“Hungary has been repeatedly criticised for its erosion of the Rule of Law, and especially after Hungary’s actions to disrupt the decision-making of the Member-States in the December EUCO, we believe that the time has come for the European Parliament to take action,” the letter read.
The European Council (EUCO) is the collegiate body that defines the overall political direction and priorities of the EU. In December, Orban blocked a review of the bloc’s budget that included granting Ukraine 50 billion euros ($55bn) in new financial aid through 2027.
The letter called for a process to be started that could result in “the suspension of specific membership rights of Hungary, including voting rights in the Council”.
“We believe that this action is necessary to protect the values of the European Union,” the letter added.

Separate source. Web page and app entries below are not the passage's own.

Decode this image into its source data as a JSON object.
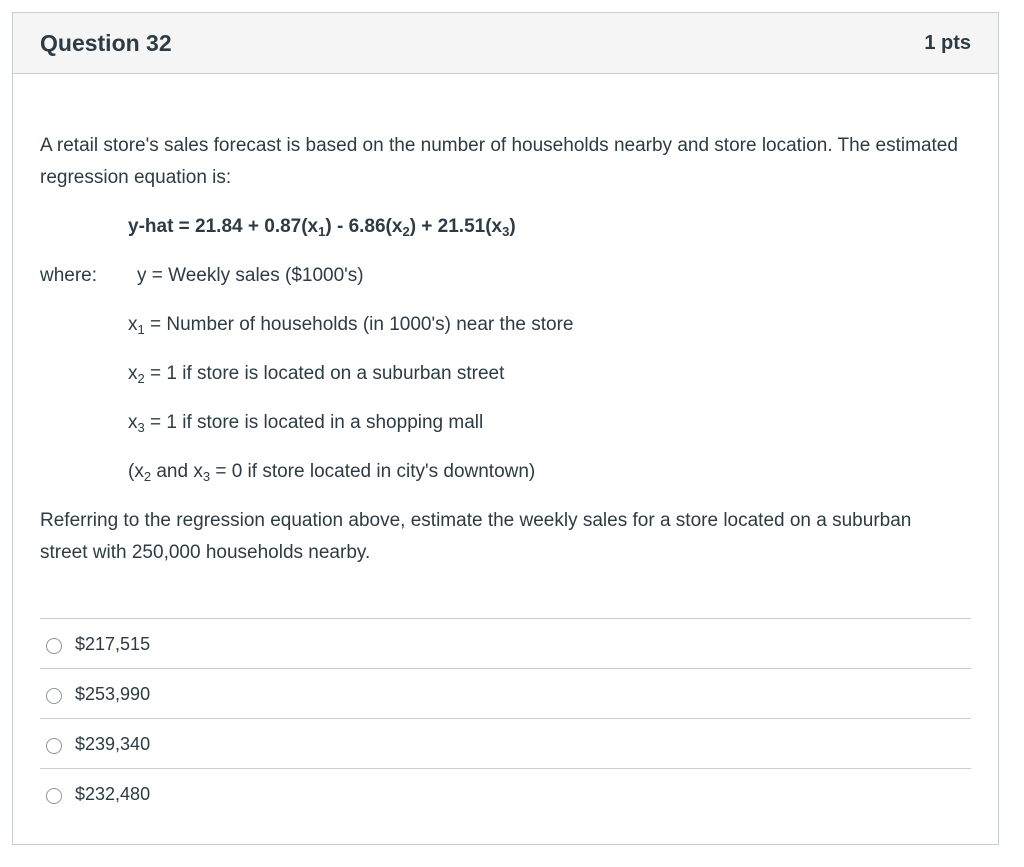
{
  "header": {
    "title": "Question 32",
    "points": "1 pts"
  },
  "body": {
    "para1": "A retail store's sales forecast is based on the number of households nearby and store location. The estimated regression equation is:",
    "equation": {
      "a": "y-hat = 21.84 + 0.87(x",
      "s1": "1",
      "b": ") - 6.86(x",
      "s2": "2",
      "c": ") + 21.51(x",
      "s3": "3",
      "d": ")"
    },
    "where_label": "where:",
    "def_y": "y = Weekly sales ($1000's)",
    "def_x1": {
      "var": "x",
      "sub": "1",
      "text": " = Number of households (in 1000's) near the store"
    },
    "def_x2": {
      "var": "x",
      "sub": "2",
      "text": " = 1 if store is located on a suburban street"
    },
    "def_x3": {
      "var": "x",
      "sub": "3",
      "text": " = 1 if store is located in a shopping mall"
    },
    "def_note": {
      "a": "(x",
      "s2": "2",
      "b": " and x",
      "s3": "3",
      "c": " = 0 if store located in city's downtown)"
    },
    "para2": "Referring to the regression equation above, estimate the weekly sales for a store located on a suburban street with 250,000 households nearby."
  },
  "answers": [
    {
      "label": "$217,515",
      "selected": false
    },
    {
      "label": "$253,990",
      "selected": false
    },
    {
      "label": "$239,340",
      "selected": false
    },
    {
      "label": "$232,480",
      "selected": false
    }
  ],
  "colors": {
    "text": "#2d3b45",
    "border": "#c7cdd1",
    "header_bg": "#f5f5f5"
  }
}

Last month’s EU summit capped another year of bitter feuds between the bloc and Budapest over the independence of Hungarian courts, corruption and freedom of minorities, non-governmental organisations and education.
“The letter demonstrates a clear willingness in the Parliament to launch Article 7.2 TEU,” the author of the letter, Finland’s member of European Parliament (MEP), Petri Sarvamaa, said, referring to the next step in the disciplinary steps for countries not respecting the rule of law.
“But above all, it highlights the urgency of addressing Viktor Orban’s actions,” said Sarvamaa, who is from the centre-right European People’s Party (EPP), the most significant faction in the current European legislature.
But Balazs Hidveghi, a Hungarian MEP, dismissed the letter and called it another “attack” by Hungary’s critics.
“Our adversaries, who have been smearing Hungary with lies for years and are trying to make our life more difficult in Brussels … have launched another attack,” he said.
The European Parliament wants to adopt a resolution on Hungary next week as its main political factions are dissatisfied with the European Commission’s decision in December to unfreeze billions in EU financial support to Budapest.
The money had been suspended for years due to concerns that Orban undermined democratic checks and balances.
But the decision last month was part of a deal for Budapest to agree to funding for Kyiv, which Orban vetoed.
However, many MEPs argued that Budapest still needed to address the concerns of the rule of law.
Member states are expected to meet again on February 1 to try to approve the 50 billion euro ($54.7bn) package for Ukraine, which would be easier to do if Hungary could no longer vote on measures to help Kyiv.
While taking away Budapest’s votes was largely unrealistic due to its support from nationalist allies in Poland, its election in November last year, where the pro-EU Prime Minister Donald Tusk was elected, has pledged to make supporting Ukraine a key priority.